Which is an ongoing diary of the RPS robo-corporation’s exploits in sandbox robot-war MMO, Perpetuum.
Last month we captured an island. And this month we lost it again.
Here’s what that island looked like last month. Lots of lovely Orange squares.
And here’s what it looks like now.
Oh dear. So what happened? Well, a lot of fighting happened. During the period of our expansion we allied with another corporation. Generally I am against alliances in such games, because I believe the guild/corp/clan should stand on its own merit, but here it seemed inevitable. Roving Guns The Guns’ ranks contained some quite experienced pilots – both in terms of in-game experience points, and in terms of knowing how to fight – which meant they were useful allies for relative newbies like us. We are still being beaten by veteran gangs with heavy mechs, so it was fun to be able to try and counter that. This alliance, however, seemed to cause consternation among Perpetuum’s other corporations, because within a couple of weeks of my last post, a coalition of six or more corporations was arrayed against us. While general skirmishing continued unabated, the vital “SAP” capture times on our stations saw enemy gangs with multiple heavy mechs and the necessary support, making resistance very difficult for our outnumbered pilots. We won a few significant battles, but began to lose more.
Not that they didn’t fight back, of course, and our allies were extremely useful in scoring some big wins. Eventually, however, their deployment was to attract the attention of yet another hostile coalition – and to spell a disastrous downturn in our attempted defence of the island we had captured. A huge rolling battle around one of our outposts saw us obliterated, and despite the allied heavy mechs being able to take down a few enemies as they died, our island-owning cause was lost.
That’s not to say we’ve not been enjoying the process enormously. Being able to fight battles on our own turf, rather than randomly attacking by roaming about, is always satisfying. Something is at stake, which means the battles mean something. Combat in Perpetuum is a steep challenge, too, with multiple things to consider at any moment, particularly if – as a number of players across the game are – you are running more than one account. Some players might be scouting with one robot on one screen, while fighting on another. It gets hectic. A popular tactic is to set a logistics robot following another robot, such as a heavy mechs, so that the logistics robot can boost and repair the main bot in combat. Counter-tactics to that include energy-neutralisers, to drain the energy of robots and leave them unable to activate their modules, or electronic-countermeasures to break the lock on the primary robot. We also favour just doing some much damage that the robot explodes. That works too. Variety of tactics is what makes this – like Eve – a challenging and rewarding PvP MMO.
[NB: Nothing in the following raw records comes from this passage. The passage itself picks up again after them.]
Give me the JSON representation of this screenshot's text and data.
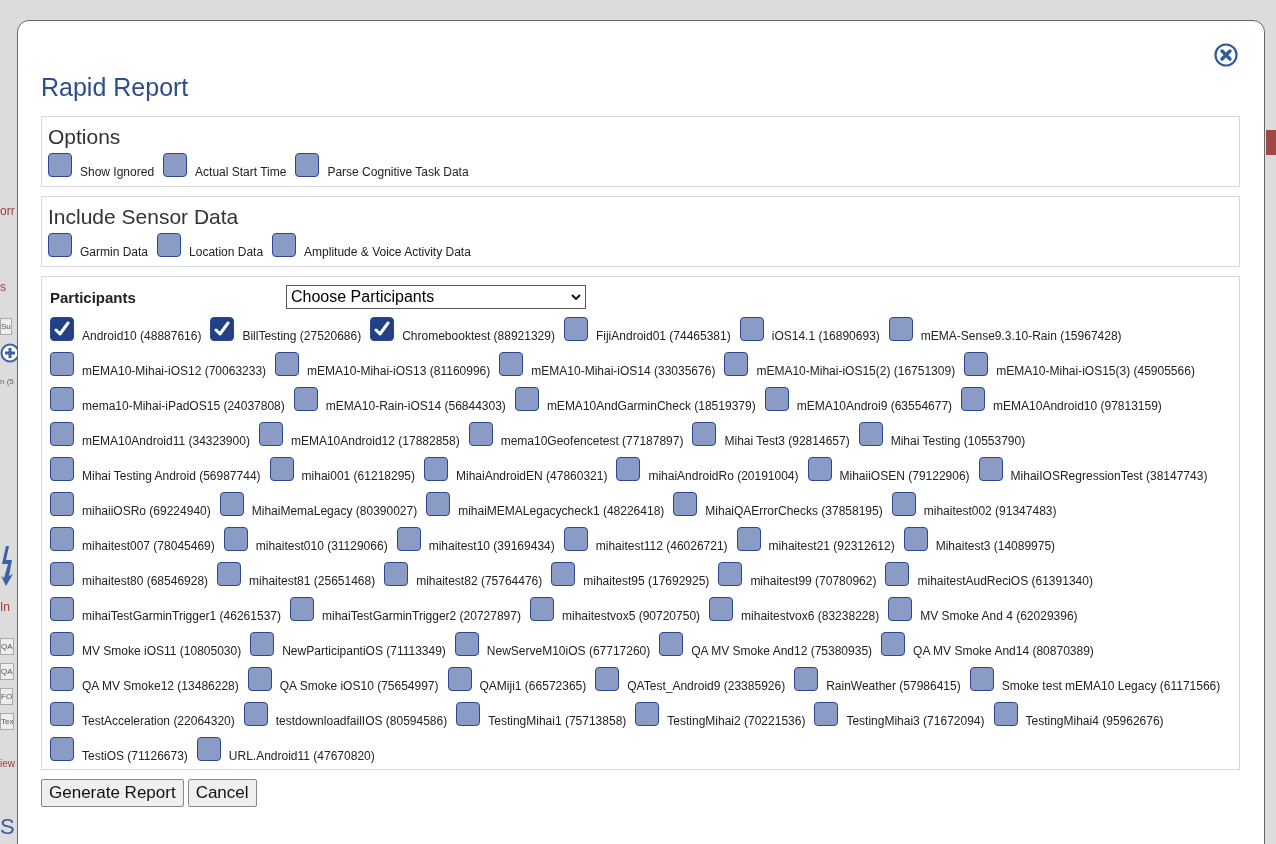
{
  "background": {
    "left_fragments": [
      {
        "kind": "heading",
        "text": "orr"
      },
      {
        "kind": "heading",
        "text": "s"
      },
      {
        "kind": "cell",
        "text": "Su"
      },
      {
        "kind": "plus"
      },
      {
        "kind": "text",
        "text": "n (5"
      },
      {
        "kind": "bolt"
      },
      {
        "kind": "heading",
        "text": "In"
      },
      {
        "kind": "cell",
        "text": "QA"
      },
      {
        "kind": "cell",
        "text": "QA"
      },
      {
        "kind": "cell",
        "text": "FO"
      },
      {
        "kind": "cell",
        "text": "Tex"
      },
      {
        "kind": "link",
        "text": "iew"
      },
      {
        "kind": "title",
        "text": "S"
      }
    ]
  },
  "dialog": {
    "title": "Rapid Report"
  },
  "options": {
    "heading": "Options",
    "items": [
      {
        "label": "Show Ignored",
        "checked": false
      },
      {
        "label": "Actual Start Time",
        "checked": false
      },
      {
        "label": "Parse Cognitive Task Data",
        "checked": false
      }
    ]
  },
  "sensor_data": {
    "heading": "Include Sensor Data",
    "items": [
      {
        "label": "Garmin Data",
        "checked": false
      },
      {
        "label": "Location Data",
        "checked": false
      },
      {
        "label": "Amplitude & Voice Activity Data",
        "checked": false
      }
    ]
  },
  "participants": {
    "heading": "Participants",
    "select": {
      "value": "Choose Participants"
    },
    "items": [
      {
        "label": "Android10 (48887616)",
        "checked": true
      },
      {
        "label": "BillTesting (27520686)",
        "checked": true
      },
      {
        "label": "Chromebooktest (88921329)",
        "checked": true
      },
      {
        "label": "FijiAndroid01 (74465381)",
        "checked": false
      },
      {
        "label": "iOS14.1 (16890693)",
        "checked": false
      },
      {
        "label": "mEMA-Sense9.3.10-Rain (15967428)",
        "checked": false
      },
      {
        "label": "mEMA10-Mihai-iOS12 (70063233)",
        "checked": false
      },
      {
        "label": "mEMA10-Mihai-iOS13 (81160996)",
        "checked": false
      },
      {
        "label": "mEMA10-Mihai-iOS14 (33035676)",
        "checked": false
      },
      {
        "label": "mEMA10-Mihai-iOS15(2) (16751309)",
        "checked": false
      },
      {
        "label": "mEMA10-Mihai-iOS15(3) (45905566)",
        "checked": false
      },
      {
        "label": "mema10-Mihai-iPadOS15 (24037808)",
        "checked": false
      },
      {
        "label": "mEMA10-Rain-iOS14 (56844303)",
        "checked": false
      },
      {
        "label": "mEMA10AndGarminCheck (18519379)",
        "checked": false
      },
      {
        "label": "mEMA10Androi9 (63554677)",
        "checked": false
      },
      {
        "label": "mEMA10Android10 (97813159)",
        "checked": false
      },
      {
        "label": "mEMA10Android11 (34323900)",
        "checked": false
      },
      {
        "label": "mEMA10Android12 (17882858)",
        "checked": false
      },
      {
        "label": "mema10Geofencetest (77187897)",
        "checked": false
      },
      {
        "label": "Mihai Test3 (92814657)",
        "checked": false
      },
      {
        "label": "Mihai Testing (10553790)",
        "checked": false
      },
      {
        "label": "Mihai Testing Android (56987744)",
        "checked": false
      },
      {
        "label": "mihai001 (61218295)",
        "checked": false
      },
      {
        "label": "MihaiAndroidEN (47860321)",
        "checked": false
      },
      {
        "label": "mihaiAndroidRo (20191004)",
        "checked": false
      },
      {
        "label": "MihaiiOSEN (79122906)",
        "checked": false
      },
      {
        "label": "MihaiIOSRegressionTest (38147743)",
        "checked": false
      },
      {
        "label": "mihaiiOSRo (69224940)",
        "checked": false
      },
      {
        "label": "MihaiMemaLegacy (80390027)",
        "checked": false
      },
      {
        "label": "mihaiMEMALegacycheck1 (48226418)",
        "checked": false
      },
      {
        "label": "MihaiQAErrorChecks (37858195)",
        "checked": false
      },
      {
        "label": "mihaitest002 (91347483)",
        "checked": false
      },
      {
        "label": "mihaitest007 (78045469)",
        "checked": false
      },
      {
        "label": "mihaitest010 (31129066)",
        "checked": false
      },
      {
        "label": "mihaitest10 (39169434)",
        "checked": false
      },
      {
        "label": "mihaitest112 (46026721)",
        "checked": false
      },
      {
        "label": "mihaitest21 (92312612)",
        "checked": false
      },
      {
        "label": "Mihaitest3 (14089975)",
        "checked": false
      },
      {
        "label": "mihaitest80 (68546928)",
        "checked": false
      },
      {
        "label": "mihaitest81 (25651468)",
        "checked": false
      },
      {
        "label": "mihaitest82 (75764476)",
        "checked": false
      },
      {
        "label": "mihaitest95 (17692925)",
        "checked": false
      },
      {
        "label": "mihaitest99 (70780962)",
        "checked": false
      },
      {
        "label": "mihaitestAudReciOS (61391340)",
        "checked": false
      },
      {
        "label": "mihaiTestGarminTrigger1 (46261537)",
        "checked": false
      },
      {
        "label": "mihaiTestGarminTrigger2 (20727897)",
        "checked": false
      },
      {
        "label": "mihaitestvox5 (90720750)",
        "checked": false
      },
      {
        "label": "mihaitestvox6 (83238228)",
        "checked": false
      },
      {
        "label": "MV Smoke And 4 (62029396)",
        "checked": false
      },
      {
        "label": "MV Smoke iOS11 (10805030)",
        "checked": false
      },
      {
        "label": "NewParticipantiOS (71113349)",
        "checked": false
      },
      {
        "label": "NewServeM10iOS (67717260)",
        "checked": false
      },
      {
        "label": "QA MV Smoke And12 (75380935)",
        "checked": false
      },
      {
        "label": "QA MV Smoke And14 (80870389)",
        "checked": false
      },
      {
        "label": "QA MV Smoke12 (13486228)",
        "checked": false
      },
      {
        "label": "QA Smoke iOS10 (75654997)",
        "checked": false
      },
      {
        "label": "QAMiji1 (66572365)",
        "checked": false
      },
      {
        "label": "QATest_Android9 (23385926)",
        "checked": false
      },
      {
        "label": "RainWeather (57986415)",
        "checked": false
      },
      {
        "label": "Smoke test mEMA10 Legacy (61171566)",
        "checked": false
      },
      {
        "label": "TestAcceleration (22064320)",
        "checked": false
      },
      {
        "label": "testdownloadfailIOS (80594586)",
        "checked": false
      },
      {
        "label": "TestingMihai1 (75713858)",
        "checked": false
      },
      {
        "label": "TestingMihai2 (70221536)",
        "checked": false
      },
      {
        "label": "TestingMihai3 (71672094)",
        "checked": false
      },
      {
        "label": "TestingMihai4 (95962676)",
        "checked": false
      },
      {
        "label": "TestiOS (71126673)",
        "checked": false
      },
      {
        "label": "URL.Android11 (47670820)",
        "checked": false
      }
    ]
  },
  "buttons": [
    "Generate Report",
    "Cancel"
  ]
}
The lessons learned about Perpetuum during our recent wars have been significant, of course. Particularly in the effectiveness of its various specialised mechs and other bots. While many people favour the purity of damage and tank, there are some other possibilities: mechs which slow enemies from a great range, mechs which dampen or jam enemy targeting systems, and – most intriguingly – robots which “signal mask”, allowing them to move within just a few hundred metres of enemy robots before being spotted. For guerilla warfare these have proven formidable – working out how to fight them off has been one of the trickiest challenges facing our PvP players.
We do, of course, have the player-built base structures at our disposal. Having been moderated a little from their initial untested deployment, walls can now only be built within a few kilometres of a base, but they allow us to deploy probes – to remote detect approaching robots – and to slow those robots by forcing them to either breach the walls, or wander through a specially erected “maze”. These have allowed our miners and industrialists to escape destruction countless times, and are used with even greater effectiveness by some of the other corporations. Or at least until the bases they surrounded were lost.
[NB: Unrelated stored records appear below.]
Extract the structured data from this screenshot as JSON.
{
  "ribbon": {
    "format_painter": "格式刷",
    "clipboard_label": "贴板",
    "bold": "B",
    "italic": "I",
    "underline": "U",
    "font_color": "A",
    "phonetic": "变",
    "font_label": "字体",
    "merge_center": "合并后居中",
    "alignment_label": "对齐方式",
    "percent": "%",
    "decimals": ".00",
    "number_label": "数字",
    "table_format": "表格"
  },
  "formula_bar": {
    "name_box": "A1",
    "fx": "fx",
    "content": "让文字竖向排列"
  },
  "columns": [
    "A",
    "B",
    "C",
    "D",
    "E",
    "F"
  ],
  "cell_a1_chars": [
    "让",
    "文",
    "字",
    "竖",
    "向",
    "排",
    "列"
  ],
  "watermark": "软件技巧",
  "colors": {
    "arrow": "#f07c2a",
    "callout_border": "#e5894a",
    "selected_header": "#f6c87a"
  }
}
Fortunately, during our period of expansion we actually managed to capture a fourth outpost on another island.
This was the outpost which we’d original captured and then lost several months ago. Taking it back was a significant victory for our beleaguered operation, and it means we can still exploit the important resources of the beta island to keep our vital industry working, and supplying the combat pilots with the robots they need to keep fighting. It remains our one foothold on the open PvP “beta” islands. Can we hold on to it? Only time will tell…
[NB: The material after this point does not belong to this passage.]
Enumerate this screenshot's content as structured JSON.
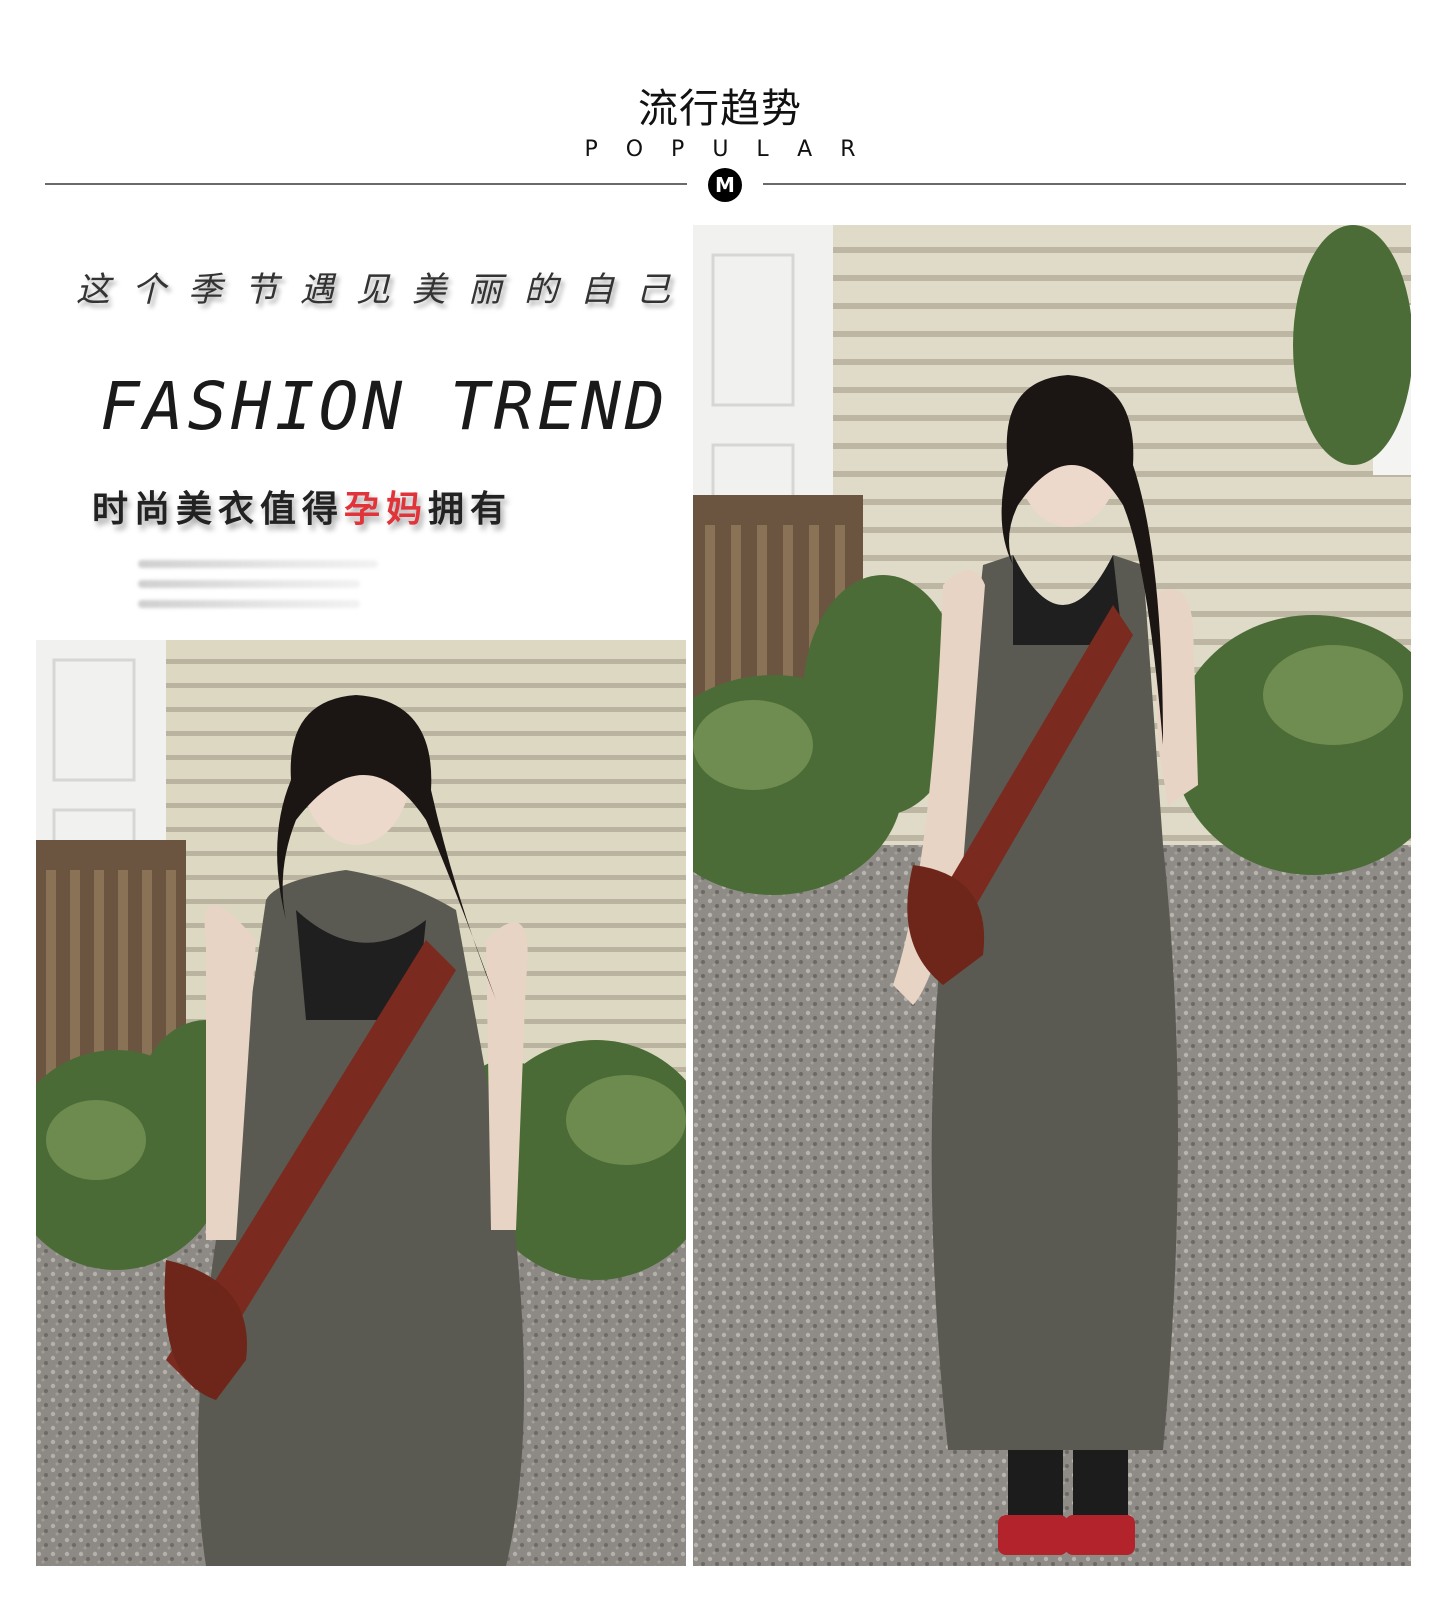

There’s a free trial for Perpetuum. You can find us in the RPS chat channel in-game.